How is hypertension treated? What methods are used in treatment?
Hypertension treatment consists of two components: medication and lifestyle changes. For a successful treatment, these two components need to be implemented together. Medication involves the regular use of drugs prescribed by a doctor.
Lifestyle changes include:
Maintaining an ideal body weight (Body Mass Index should be between 18.8-25 kg/m2). Losing excess weight is crucial; a weight loss of 10 kg reduces blood pressure by 1 point (10 mmHg), equivalent to the effect of a medication.
Restricting salt intake: Daily salt consumption should not exceed 5–6 grams (approximately 1 level teaspoon).
Adopting healthy eating habits: Meals should include vegetables, fruits, low-fat foods, whole grains, vegetable-based proteins, and fish at least twice a week.

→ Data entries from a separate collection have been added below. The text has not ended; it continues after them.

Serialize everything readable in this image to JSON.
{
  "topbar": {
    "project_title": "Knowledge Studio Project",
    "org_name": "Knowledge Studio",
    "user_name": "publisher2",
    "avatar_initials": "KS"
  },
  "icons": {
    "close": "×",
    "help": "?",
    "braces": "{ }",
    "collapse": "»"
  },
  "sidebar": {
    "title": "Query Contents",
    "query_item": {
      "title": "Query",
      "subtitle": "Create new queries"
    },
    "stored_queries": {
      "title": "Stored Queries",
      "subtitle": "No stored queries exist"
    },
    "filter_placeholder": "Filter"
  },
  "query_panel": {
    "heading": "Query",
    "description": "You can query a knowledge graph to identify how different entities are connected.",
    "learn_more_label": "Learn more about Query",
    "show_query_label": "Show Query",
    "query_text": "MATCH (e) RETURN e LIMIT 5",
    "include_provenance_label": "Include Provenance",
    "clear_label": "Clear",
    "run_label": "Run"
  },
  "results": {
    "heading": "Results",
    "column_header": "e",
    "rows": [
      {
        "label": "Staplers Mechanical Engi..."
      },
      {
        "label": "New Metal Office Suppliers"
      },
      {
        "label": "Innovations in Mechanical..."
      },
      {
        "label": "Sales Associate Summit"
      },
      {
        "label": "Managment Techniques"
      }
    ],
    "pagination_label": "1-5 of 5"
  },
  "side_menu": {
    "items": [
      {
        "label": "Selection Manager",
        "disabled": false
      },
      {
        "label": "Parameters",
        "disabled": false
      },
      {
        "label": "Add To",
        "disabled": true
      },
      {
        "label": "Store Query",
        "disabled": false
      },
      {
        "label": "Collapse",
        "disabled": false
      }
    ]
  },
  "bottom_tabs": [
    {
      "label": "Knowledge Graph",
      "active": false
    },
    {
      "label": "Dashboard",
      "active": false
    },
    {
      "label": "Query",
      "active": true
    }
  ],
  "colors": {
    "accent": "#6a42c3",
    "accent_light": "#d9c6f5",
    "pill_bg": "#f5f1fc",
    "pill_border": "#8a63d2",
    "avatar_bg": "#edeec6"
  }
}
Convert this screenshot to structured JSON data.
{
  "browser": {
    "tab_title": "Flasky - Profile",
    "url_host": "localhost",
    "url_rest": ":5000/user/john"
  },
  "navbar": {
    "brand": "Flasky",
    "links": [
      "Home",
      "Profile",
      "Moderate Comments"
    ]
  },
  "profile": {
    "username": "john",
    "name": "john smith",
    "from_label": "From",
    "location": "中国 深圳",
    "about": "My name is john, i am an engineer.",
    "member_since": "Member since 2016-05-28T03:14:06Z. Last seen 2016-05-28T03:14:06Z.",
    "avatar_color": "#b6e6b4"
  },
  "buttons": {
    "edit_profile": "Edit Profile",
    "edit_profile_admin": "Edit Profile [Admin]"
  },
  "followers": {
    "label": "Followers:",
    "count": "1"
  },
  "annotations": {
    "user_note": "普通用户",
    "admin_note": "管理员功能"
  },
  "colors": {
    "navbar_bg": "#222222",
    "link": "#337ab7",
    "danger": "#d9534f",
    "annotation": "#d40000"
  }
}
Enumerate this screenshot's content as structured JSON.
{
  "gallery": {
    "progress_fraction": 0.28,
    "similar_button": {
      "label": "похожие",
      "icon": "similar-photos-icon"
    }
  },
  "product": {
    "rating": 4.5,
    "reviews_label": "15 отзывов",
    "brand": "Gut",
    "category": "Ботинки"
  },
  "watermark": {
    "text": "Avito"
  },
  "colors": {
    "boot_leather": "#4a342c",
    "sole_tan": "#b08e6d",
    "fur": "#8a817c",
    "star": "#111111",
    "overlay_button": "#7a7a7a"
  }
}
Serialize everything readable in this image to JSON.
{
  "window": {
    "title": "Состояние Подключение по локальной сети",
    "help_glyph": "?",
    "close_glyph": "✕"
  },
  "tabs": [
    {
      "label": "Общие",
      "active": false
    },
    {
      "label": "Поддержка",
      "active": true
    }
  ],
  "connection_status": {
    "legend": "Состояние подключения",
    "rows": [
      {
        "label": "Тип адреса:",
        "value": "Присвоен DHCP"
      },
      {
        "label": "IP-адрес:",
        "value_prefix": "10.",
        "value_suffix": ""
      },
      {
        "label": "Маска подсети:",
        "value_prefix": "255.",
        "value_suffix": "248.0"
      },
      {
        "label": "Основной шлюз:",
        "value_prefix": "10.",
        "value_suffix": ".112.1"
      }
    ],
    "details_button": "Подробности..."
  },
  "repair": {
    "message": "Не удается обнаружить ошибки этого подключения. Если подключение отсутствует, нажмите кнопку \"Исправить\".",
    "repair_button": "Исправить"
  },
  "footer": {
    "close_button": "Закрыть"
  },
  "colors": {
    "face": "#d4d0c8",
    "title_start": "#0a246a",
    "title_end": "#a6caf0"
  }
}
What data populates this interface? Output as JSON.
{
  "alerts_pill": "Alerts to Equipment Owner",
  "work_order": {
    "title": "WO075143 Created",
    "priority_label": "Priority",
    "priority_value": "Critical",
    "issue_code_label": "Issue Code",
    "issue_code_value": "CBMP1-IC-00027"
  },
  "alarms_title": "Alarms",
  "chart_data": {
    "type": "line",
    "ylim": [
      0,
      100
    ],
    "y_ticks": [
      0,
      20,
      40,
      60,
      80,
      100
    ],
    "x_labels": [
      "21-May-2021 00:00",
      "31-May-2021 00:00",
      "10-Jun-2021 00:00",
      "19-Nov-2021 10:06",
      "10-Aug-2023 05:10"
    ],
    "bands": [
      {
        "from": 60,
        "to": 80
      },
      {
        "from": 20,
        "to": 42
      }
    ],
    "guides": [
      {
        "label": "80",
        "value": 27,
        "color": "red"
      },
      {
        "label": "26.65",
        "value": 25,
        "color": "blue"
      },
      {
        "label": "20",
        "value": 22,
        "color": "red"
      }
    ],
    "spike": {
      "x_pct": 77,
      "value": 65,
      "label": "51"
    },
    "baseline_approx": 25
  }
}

Avoid processed foods and those containing excessive fat, refined sugar, and salt.
Quitting smoking entirely and limiting alcohol consumption.
Engaging in moderate to high-intensity exercise at least 3 days a week. Regular exercise can lead to a decrease in blood pressure of nearly 1 point (8 mmHg).
Learning stress management and coping techniques.
Do medications used in hypertension treatment harm the kidneys?
Untreated hypertension initially and most commonly affects our kidneys. The medications used in treatment are very safe, and side effects causing harm to the kidneys are extremely rare. It is not the medication but untreated high blood pressure that harms the kidneys.
Therefore, it is vital to use the prescribed medications regularly to protect all our organs, including the kidneys, heart, and brain, from the negative effects of high blood pressure.